So, instead of watching Him take his throne that justly belonged to him, the Son of David, King in Jerusalem, they saw that he was humiliated, unjustly condemned, and given to the Romans to die the worst death of all, the death of the cross. Their hope was shattered. They mourned and wept while the world rejoiced. But, after three days He appeared to them alive again. He had not conquered Rome; he had not ended the rule of that empire. He had, instead, conquered the real enemy. He had overcome sin and death. He had been the Suffering Servant spoken of by Isaiah the prophet; now he was the man who died, and would, as the prophet had said, after dying “prolong His days” as the one in whose hand the will of the Lord would prosper (Isaiah 53:10).

Their joy no man could take from them.

A little while, and ye shall not see me: and again, a little while, and ye shall see me, because I go to the Father

For a brief while they did not see him, and then they saw him. We must hear in these words their blunt, literal, objective meaning.

He suffered under Pontius Pilate
, was crucified, dead and buried. The third day he rose again from the dead.


Jack Miller said...

I just finished reading this aloud to my wife.

Fr. Hart, thank you for the unadulterated word of the truth. We both were fed and encouraged... fed with the gospel our Lord has ordained his servants give to the sheep. It doesn't get any clearer than what you have delivered.

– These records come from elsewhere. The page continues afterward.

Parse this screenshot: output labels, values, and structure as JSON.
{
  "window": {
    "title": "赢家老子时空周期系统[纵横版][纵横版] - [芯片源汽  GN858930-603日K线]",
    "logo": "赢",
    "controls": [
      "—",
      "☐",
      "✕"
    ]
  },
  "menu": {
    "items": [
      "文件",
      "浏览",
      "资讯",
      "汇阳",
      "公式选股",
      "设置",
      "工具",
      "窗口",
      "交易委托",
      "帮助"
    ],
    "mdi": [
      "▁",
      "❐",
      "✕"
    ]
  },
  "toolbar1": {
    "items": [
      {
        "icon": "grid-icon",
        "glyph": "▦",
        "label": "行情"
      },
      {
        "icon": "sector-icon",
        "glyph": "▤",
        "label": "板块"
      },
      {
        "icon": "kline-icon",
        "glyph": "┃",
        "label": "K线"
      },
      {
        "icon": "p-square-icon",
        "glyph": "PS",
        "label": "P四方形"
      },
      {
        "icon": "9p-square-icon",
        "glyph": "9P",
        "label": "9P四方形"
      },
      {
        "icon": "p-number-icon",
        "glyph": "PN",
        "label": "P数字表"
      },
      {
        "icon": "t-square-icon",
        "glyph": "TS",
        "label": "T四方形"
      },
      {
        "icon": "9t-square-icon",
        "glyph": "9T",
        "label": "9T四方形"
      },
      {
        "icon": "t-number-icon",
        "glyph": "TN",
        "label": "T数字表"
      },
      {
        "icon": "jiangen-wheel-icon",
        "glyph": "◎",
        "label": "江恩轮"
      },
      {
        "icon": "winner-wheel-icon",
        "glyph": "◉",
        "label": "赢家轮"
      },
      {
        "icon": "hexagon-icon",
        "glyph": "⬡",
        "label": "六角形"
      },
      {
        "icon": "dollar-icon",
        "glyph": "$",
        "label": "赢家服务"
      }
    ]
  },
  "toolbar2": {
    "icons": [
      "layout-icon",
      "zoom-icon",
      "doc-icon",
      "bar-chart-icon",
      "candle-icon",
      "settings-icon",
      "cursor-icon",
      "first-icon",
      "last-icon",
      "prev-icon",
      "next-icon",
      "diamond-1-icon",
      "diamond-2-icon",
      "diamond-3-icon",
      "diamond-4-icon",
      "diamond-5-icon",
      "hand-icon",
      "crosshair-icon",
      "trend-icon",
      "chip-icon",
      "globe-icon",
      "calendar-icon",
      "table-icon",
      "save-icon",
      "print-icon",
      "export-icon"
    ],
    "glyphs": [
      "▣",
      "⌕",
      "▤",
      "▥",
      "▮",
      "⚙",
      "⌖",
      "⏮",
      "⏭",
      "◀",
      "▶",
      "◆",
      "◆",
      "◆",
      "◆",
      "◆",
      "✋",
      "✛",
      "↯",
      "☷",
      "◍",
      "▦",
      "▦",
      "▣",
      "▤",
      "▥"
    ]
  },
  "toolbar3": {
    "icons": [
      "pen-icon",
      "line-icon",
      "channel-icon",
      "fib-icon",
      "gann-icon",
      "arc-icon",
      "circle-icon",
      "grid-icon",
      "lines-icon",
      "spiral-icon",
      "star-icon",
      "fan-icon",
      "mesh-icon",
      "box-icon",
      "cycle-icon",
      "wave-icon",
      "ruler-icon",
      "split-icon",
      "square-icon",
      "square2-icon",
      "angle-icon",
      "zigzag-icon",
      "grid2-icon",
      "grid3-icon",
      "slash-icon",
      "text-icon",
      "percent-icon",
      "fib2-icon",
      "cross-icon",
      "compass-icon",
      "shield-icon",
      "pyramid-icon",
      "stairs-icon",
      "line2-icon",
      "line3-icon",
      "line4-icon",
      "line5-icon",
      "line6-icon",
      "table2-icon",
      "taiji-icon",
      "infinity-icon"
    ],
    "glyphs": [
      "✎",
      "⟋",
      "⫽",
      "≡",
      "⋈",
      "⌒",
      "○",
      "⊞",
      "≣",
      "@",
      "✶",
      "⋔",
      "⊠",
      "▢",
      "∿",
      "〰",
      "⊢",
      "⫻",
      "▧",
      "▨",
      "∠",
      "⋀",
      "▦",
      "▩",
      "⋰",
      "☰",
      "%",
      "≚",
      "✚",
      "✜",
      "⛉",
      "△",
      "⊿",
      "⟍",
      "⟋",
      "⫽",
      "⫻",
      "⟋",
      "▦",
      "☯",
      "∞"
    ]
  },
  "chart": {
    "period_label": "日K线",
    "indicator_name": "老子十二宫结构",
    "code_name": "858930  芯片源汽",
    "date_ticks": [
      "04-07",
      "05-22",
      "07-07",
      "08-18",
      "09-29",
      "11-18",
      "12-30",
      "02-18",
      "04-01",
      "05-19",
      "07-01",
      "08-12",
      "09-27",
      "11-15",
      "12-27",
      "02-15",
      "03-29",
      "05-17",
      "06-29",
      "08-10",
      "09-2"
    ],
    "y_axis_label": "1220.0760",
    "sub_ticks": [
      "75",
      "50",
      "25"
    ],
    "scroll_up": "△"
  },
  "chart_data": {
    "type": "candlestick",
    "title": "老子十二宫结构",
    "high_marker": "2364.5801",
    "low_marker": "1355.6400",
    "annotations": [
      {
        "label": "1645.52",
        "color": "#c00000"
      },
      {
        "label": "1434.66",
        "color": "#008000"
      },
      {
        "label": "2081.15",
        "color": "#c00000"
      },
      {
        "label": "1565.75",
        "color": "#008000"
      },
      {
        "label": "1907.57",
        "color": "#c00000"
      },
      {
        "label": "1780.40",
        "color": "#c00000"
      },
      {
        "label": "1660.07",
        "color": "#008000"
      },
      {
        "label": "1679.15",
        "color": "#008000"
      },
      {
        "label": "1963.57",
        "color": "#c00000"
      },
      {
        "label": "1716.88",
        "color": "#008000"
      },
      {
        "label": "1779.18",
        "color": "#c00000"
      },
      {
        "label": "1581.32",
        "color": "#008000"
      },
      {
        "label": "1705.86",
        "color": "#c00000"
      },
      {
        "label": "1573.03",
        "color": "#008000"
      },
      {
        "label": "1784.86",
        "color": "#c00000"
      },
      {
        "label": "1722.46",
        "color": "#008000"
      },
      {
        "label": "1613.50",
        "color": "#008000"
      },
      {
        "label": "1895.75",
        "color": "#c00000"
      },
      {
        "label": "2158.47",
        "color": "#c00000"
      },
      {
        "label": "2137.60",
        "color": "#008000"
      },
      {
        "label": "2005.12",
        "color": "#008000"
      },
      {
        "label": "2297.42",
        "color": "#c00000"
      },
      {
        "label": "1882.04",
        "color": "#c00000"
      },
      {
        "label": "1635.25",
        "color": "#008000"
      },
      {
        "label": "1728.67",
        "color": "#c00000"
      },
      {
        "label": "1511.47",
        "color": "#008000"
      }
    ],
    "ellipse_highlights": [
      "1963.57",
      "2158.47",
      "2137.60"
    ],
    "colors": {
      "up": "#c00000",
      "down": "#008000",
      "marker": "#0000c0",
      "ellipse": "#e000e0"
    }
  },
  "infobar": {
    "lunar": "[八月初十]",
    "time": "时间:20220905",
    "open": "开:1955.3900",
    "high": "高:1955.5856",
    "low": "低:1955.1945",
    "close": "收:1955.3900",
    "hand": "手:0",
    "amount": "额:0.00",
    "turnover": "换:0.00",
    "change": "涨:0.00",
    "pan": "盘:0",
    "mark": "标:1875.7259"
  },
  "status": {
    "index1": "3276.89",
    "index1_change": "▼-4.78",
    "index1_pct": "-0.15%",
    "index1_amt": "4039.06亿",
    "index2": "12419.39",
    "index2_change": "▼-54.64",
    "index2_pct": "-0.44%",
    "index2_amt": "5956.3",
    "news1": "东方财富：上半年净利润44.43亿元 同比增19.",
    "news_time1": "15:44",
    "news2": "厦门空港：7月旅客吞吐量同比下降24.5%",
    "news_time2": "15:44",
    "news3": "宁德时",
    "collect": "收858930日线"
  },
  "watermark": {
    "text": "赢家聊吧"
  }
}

Thank you, and thanks be to Him for such a glorious and merciful salvation.


Canon Tallis said...

Easter is so important to us as Anglicans, so central to our theology and to everything else which makes Anglicanism what it is. But it seems that it just isn't so for all who call themselves Christians. A very close friend told me tonight that his granddaughter who is attending a "Bible College" did a power point presentation based upon the calendar of the church in which she was raised. It include Mother's Day and Christmas, but not Easter! And none of her fellow students called her on it.

And these people think that we are not Biblical enough. We have to work harder, prayer harder and give more because there are so many out there who need to hear and believe the real Gospel, a Gospel that is reported in four books of the New Testament and in Paul's letters but which is simply invisible to so many.